→ Task requirements
Once you have read the entries, copy all of them exactly.

→ Interface dataset entries

§ §

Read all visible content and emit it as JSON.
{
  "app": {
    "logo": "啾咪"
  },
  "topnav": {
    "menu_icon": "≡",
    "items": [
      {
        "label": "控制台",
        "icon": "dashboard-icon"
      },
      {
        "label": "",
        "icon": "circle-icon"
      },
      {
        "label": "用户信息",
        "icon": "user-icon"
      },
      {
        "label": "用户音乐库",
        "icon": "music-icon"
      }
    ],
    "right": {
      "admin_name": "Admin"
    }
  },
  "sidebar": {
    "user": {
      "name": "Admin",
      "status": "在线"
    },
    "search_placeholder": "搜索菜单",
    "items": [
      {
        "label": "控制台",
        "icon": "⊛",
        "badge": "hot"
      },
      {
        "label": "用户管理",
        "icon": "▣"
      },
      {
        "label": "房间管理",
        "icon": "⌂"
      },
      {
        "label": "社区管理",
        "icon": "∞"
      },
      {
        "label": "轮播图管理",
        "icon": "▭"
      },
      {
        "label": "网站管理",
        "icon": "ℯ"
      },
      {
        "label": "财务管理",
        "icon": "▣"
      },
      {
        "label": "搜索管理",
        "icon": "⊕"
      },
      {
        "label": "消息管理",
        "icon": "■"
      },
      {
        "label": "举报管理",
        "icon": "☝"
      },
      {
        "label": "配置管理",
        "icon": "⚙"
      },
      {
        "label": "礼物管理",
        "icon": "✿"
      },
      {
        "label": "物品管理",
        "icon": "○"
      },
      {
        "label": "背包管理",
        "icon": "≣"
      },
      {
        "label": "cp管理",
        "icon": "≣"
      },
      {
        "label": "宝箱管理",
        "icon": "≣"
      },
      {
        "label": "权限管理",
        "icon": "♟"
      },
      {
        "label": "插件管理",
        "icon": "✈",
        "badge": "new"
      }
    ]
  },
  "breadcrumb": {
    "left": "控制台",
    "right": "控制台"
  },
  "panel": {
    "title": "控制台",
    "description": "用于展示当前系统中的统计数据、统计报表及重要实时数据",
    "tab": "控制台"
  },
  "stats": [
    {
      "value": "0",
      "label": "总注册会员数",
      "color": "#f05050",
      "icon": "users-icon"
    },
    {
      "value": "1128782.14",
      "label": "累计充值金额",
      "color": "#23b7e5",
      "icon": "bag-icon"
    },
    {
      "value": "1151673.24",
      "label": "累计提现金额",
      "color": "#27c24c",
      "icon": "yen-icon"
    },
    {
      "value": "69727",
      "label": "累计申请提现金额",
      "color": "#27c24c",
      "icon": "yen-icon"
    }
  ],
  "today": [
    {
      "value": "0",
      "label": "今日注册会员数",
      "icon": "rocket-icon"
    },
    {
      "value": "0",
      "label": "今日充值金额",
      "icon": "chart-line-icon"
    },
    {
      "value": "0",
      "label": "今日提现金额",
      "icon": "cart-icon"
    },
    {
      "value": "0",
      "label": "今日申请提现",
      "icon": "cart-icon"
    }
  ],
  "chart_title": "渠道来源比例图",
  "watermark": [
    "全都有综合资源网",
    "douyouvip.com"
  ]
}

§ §

→ Task result
Read all visible content and emit it as JSON.
{
  "app": {
    "logo": "啾咪"
  },
  "topnav": {
    "menu_icon": "≡",
    "items": [
      {
        "label": "控制台",
        "icon": "dashboard-icon"
      },
      {
        "label": "",
        "icon": "circle-icon"
      },
      {
        "label": "用户信息",
        "icon": "user-icon"
      },
      {
        "label": "用户音乐库",
        "icon": "music-icon"
      }
    ],
    "right": {
      "admin_name": "Admin"
    }
  },
  "sidebar": {
    "user": {
      "name": "Admin",
      "status": "在线"
    },
    "search_placeholder": "搜索菜单",
    "items": [
      {
        "label": "控制台",
        "icon": "⊛",
        "badge": "hot"
      },
      {
        "label": "用户管理",
        "icon": "▣"
      },
      {
        "label": "房间管理",
        "icon": "⌂"
      },
      {
        "label": "社区管理",
        "icon": "∞"
      },
      {
        "label": "轮播图管理",
        "icon": "▭"
      },
      {
        "label": "网站管理",
        "icon": "ℯ"
      },
      {
        "label": "财务管理",
        "icon": "▣"
      },
      {
        "label": "搜索管理",
        "icon": "⊕"
      },
      {
        "label": "消息管理",
        "icon": "■"
      },
      {
        "label": "举报管理",
        "icon": "☝"
      },
      {
        "label": "配置管理",
        "icon": "⚙"
      },
      {
        "label": "礼物管理",
        "icon": "✿"
      },
      {
        "label": "物品管理",
        "icon": "○"
      },
      {
        "label": "背包管理",
        "icon": "≣"
      },
      {
        "label": "cp管理",
        "icon": "≣"
      },
      {
        "label": "宝箱管理",
        "icon": "≣"
      },
      {
        "label": "权限管理",
        "icon": "♟"
      },
      {
        "label": "插件管理",
        "icon": "✈",
        "badge": "new"
      }
    ]
  },
  "breadcrumb": {
    "left": "控制台",
    "right": "控制台"
  },
  "panel": {
    "title": "控制台",
    "description": "用于展示当前系统中的统计数据、统计报表及重要实时数据",
    "tab": "控制台"
  },
  "stats": [
    {
      "value": "0",
      "label": "总注册会员数",
      "color": "#f05050",
      "icon": "users-icon"
    },
    {
      "value": "1128782.14",
      "label": "累计充值金额",
      "color": "#23b7e5",
      "icon": "bag-icon"
    },
    {
      "value": "1151673.24",
      "label": "累计提现金额",
      "color": "#27c24c",
      "icon": "yen-icon"
    },
    {
      "value": "69727",
      "label": "累计申请提现金额",
      "color": "#27c24c",
      "icon": "yen-icon"
    }
  ],
  "today": [
    {
      "value": "0",
      "label": "今日注册会员数",
      "icon": "rocket-icon"
    },
    {
      "value": "0",
      "label": "今日充值金额",
      "icon": "chart-line-icon"
    },
    {
      "value": "0",
      "label": "今日提现金额",
      "icon": "cart-icon"
    },
    {
      "value": "0",
      "label": "今日申请提现",
      "icon": "cart-icon"
    }
  ],
  "chart_title": "渠道来源比例图",
  "watermark": [
    "全都有综合资源网",
    "douyouvip.com"
  ]
}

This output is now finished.